aplastic and No triphasic histology --> neuroblastoma
This is a section of neuroblastoma

Is there necrosis? If so, what kind?

Coagulative necrosis.
The left picture is a slide of ganglioneuroblastoma and the right picture is a slide of ganglioneuroma.

ID the arrows.
Top - Schwannian storma
middle - ganglion cells
bottom - residual neuroblasts

top - schwannian stroma
bottom - ganglion cells
ID each picture as either neuroblastoma or Wilms tumor
Left - Neuroblastoma
Middle and Right - Wilms tumor (nephroblastoma)
These are pictures of Wilms tumor.

Which one has favorable histology. How do you know?
Left one.

The right one has cells with properties of anaplasia: Large, hyperchromatic, and plemorphic nuclei and mitoses.
These are slides of Neuroblastoma, ganglioneuroblastoma, and ganglioneuroma.

ID each picture.

Which one is most favorable? Least favorable? How do you know?
Left - ganglioneuroblastoma

Middle - ganglioneuroma

Right - neuroblastoma

Ganglioneuroma (middle) is most favorable b/c there is no aplasia (benign) and lots of Schwannian stroma (more = favorable)

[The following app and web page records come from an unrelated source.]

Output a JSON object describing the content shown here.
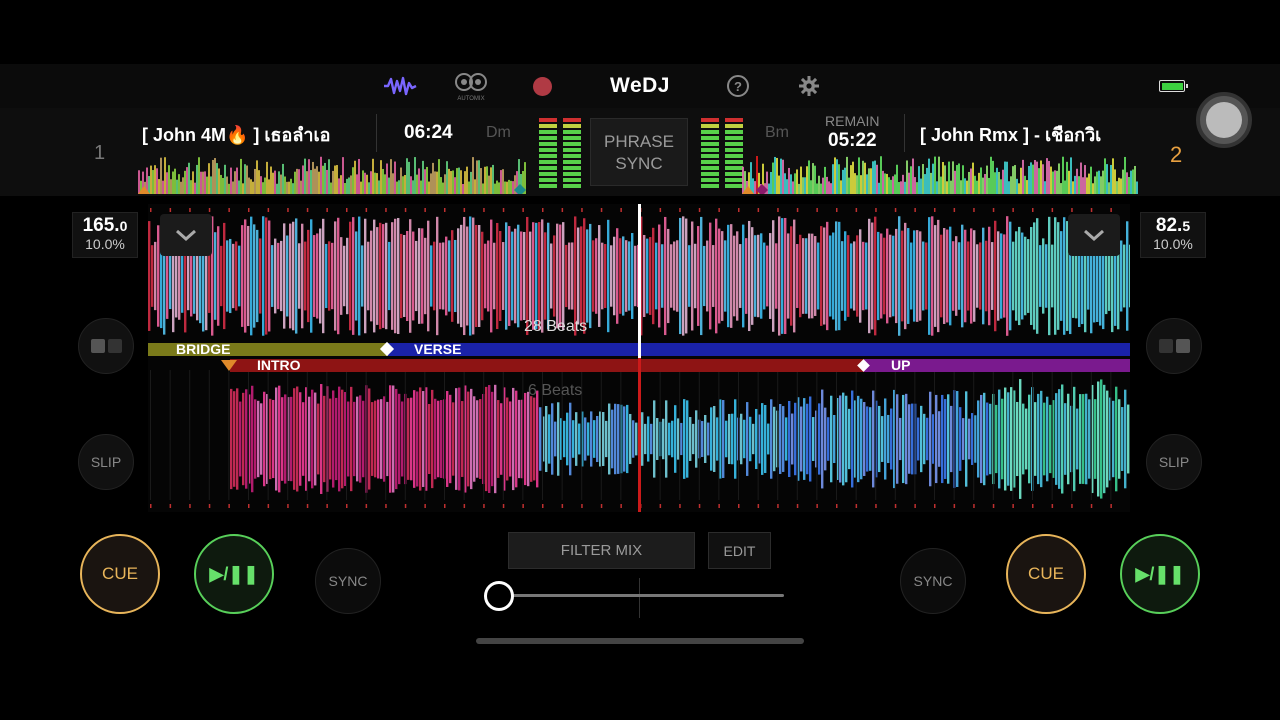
{
  "app": {
    "brand": "WeDJ",
    "automix_label": "AUTOMIX",
    "icons": [
      "waveform-icon",
      "automix-icon",
      "record-icon",
      "help-icon",
      "settings-icon",
      "battery-icon"
    ]
  },
  "deck1": {
    "number": "1",
    "title": "[ John 4M🔥 ] เธอลำเอ",
    "time": "06:24",
    "key": "Dm",
    "bpm": "165.",
    "bpm_decimal": "0",
    "pitch": "10.0%",
    "slip_label": "SLIP",
    "cue_label": "CUE",
    "play_label": "▶/❚❚",
    "sync_label": "SYNC"
  },
  "deck2": {
    "number": "2",
    "title": "[ John Rmx ] - เชือกวิเ",
    "remain_label": "REMAIN",
    "time": "05:22",
    "key": "Bm",
    "bpm": "82.",
    "bpm_decimal": "5",
    "pitch": "10.0%",
    "slip_label": "SLIP",
    "cue_label": "CUE",
    "play_label": "▶/❚❚",
    "sync_label": "SYNC"
  },
  "center": {
    "phrase_sync_line1": "PHRASE",
    "phrase_sync_line2": "SYNC",
    "filter_mix": "FILTER MIX",
    "edit": "EDIT",
    "filter_value": 0.0
  },
  "waveform": {
    "beats_a": "28 Beats",
    "beats_b": "6 Beats",
    "phrases_a": [
      {
        "label": "BRIDGE",
        "color": "#7a7a1a"
      },
      {
        "label": "VERSE",
        "color": "#1a22a8"
      }
    ],
    "phrases_b": [
      {
        "label": "INTRO",
        "color": "#8e1414"
      },
      {
        "label": "UP",
        "color": "#7a1a8e"
      }
    ]
  },
  "colors": {
    "cue": "#e8b55a",
    "play": "#58d05a",
    "deck2_number": "#e8a040",
    "playhead_a": "#ffffff",
    "playhead_b": "#cc1a1a"
  }
}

Ganglioneuroblastoma is more favorable than neuroblastoma b/c there is some Schwannian stroma.